As is tradition, I was reading the latest edition Nature while watching the Duke-Butler NCAA Men’s Basketball Finals.
What, that isn’t your tradition?
It so happened that the correlation was apt. Nature featured a special section on the 10th year anniversary of the completed human genome, including articles from the two central characters of the most entertaining science-based bout of the nineties: Francis Collins and Craig Venter. While it was a very important milestone for genetics, molecular biology and medicine, many will remember it for being the most entertaining science-based confrontations since…well, can you even think of one?
There are two reason that comparing the Collins/Venter bout to anything is difficult. First is the dissonance in stereotypes. The fight was really between government-funded and industry-funded science. In the scenario, the government could have easily been considered the bad guy. Problem was, the government side was run by a super nice, soft-spoken uber nerd– not what you’re looking for in an arch-villain. On the other side was Celera, the upstart company challenging the system, daring to use techniques that the Establishment considered messy and inelegant. It was called “shotgun,” for crying out loud. The company could easily have come off as the David to the government’s Goliath, except (a) they weren’t exactly small, and (b) the guy who was running the company had a reputation for being…the opposite of nice. People wanting to choose sides had to choose between both methodology and personality, practice and principle. How do you choose between the good/bad guy and the bad/good guy? Maybe we’ll know by the end of Lost, but right now it’s hard.

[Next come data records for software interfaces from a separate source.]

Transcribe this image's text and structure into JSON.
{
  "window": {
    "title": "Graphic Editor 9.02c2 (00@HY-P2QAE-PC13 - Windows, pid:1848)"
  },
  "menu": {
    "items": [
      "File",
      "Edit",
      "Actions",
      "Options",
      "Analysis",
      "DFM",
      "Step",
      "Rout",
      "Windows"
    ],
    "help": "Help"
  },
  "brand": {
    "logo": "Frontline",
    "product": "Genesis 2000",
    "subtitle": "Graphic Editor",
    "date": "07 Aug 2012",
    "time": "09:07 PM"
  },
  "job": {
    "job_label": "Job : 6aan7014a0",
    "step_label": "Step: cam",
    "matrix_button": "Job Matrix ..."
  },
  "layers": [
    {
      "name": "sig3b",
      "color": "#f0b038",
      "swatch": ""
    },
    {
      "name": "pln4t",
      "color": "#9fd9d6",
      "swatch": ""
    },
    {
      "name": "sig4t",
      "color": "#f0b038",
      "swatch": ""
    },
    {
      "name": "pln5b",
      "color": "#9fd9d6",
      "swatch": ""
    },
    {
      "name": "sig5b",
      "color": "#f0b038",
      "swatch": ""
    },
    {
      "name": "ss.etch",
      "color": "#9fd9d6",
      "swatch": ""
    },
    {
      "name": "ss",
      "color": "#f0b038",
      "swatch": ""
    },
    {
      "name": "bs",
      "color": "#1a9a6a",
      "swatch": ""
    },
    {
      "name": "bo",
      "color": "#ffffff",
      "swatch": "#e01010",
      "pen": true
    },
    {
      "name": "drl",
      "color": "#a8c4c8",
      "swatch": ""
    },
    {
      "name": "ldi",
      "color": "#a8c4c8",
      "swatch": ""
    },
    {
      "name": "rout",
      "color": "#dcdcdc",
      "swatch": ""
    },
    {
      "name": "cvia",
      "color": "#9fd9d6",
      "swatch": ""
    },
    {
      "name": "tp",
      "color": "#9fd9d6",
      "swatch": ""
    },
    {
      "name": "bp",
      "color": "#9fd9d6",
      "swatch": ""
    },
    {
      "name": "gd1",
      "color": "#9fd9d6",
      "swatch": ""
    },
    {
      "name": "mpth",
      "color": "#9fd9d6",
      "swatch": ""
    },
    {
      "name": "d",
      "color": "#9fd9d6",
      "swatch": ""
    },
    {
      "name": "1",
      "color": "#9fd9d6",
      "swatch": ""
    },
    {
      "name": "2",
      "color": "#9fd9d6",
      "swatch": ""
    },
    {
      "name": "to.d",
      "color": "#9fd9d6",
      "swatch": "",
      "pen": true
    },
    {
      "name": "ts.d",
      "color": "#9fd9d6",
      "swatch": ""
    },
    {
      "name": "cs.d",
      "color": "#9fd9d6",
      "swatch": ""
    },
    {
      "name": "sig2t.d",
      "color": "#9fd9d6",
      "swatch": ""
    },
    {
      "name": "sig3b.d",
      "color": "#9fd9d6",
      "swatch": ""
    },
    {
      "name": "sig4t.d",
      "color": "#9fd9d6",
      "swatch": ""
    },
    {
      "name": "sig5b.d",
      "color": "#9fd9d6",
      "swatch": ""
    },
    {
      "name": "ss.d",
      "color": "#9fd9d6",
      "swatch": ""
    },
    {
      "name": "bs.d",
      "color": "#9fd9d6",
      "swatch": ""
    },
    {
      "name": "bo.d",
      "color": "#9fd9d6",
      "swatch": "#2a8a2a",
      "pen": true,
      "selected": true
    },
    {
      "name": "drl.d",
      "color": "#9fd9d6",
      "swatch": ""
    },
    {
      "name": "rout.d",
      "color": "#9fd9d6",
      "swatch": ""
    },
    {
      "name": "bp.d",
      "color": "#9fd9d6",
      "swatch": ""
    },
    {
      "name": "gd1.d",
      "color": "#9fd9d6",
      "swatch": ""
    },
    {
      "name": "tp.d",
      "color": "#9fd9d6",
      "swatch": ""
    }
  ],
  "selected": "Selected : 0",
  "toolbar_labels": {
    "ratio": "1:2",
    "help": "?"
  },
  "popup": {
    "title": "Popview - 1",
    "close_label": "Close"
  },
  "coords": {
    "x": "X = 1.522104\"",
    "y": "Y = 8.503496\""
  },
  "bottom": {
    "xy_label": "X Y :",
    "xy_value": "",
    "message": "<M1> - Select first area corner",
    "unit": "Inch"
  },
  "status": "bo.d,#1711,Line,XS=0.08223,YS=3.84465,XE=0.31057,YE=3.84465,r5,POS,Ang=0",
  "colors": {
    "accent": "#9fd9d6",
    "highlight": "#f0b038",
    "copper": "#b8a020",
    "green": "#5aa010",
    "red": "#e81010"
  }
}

The second reason is that the struggle really ended in a tie. How many great bouts ended in a draw? Maybe there are comparisons in soccer or chess, but that’s hard to comprehend while watching a basketball game. Both Collins and Venter began their articles by remembering standing their moment together on the podium with President Clinton, a moment that took a required of political savvy on all sides. But the lingering question is, did both of them win? That may be ideal for parties that wanted to work together, but it isn’t savory for two parties that remained in ideological opposition. A decade later, modern methodology favors Celera, but the NIH hasn’t exactly lost any clout in the scientific community. That means lingering tension and debate. Just because a decision is civil doesn’t make it satisfying.
Still, the genome was sequenced a long time ago. We’ve mostly moved on to greater things, as both writers point out. But the spirit of fan-dom, even in science, demands some kind of historical, debatable context. Yet there remains no easy analogy. Maybe the readers can find a good comparison. Maybe there isn’t one. But it was one heck of a bout that, unlike Duke-Butler, probably hasn’t fully played out.
(Shameless plug: if you like or have like Renaisauce articles, vote for him on the scientificblogging.com graduate student article competition for his entry, “Interface:Opening the Mind to the Open Brain.” You can vote every day until the end of the month, if you want. There’s nothing in it for you except generalized gratitude from someone you never met, but isn’t that enough?)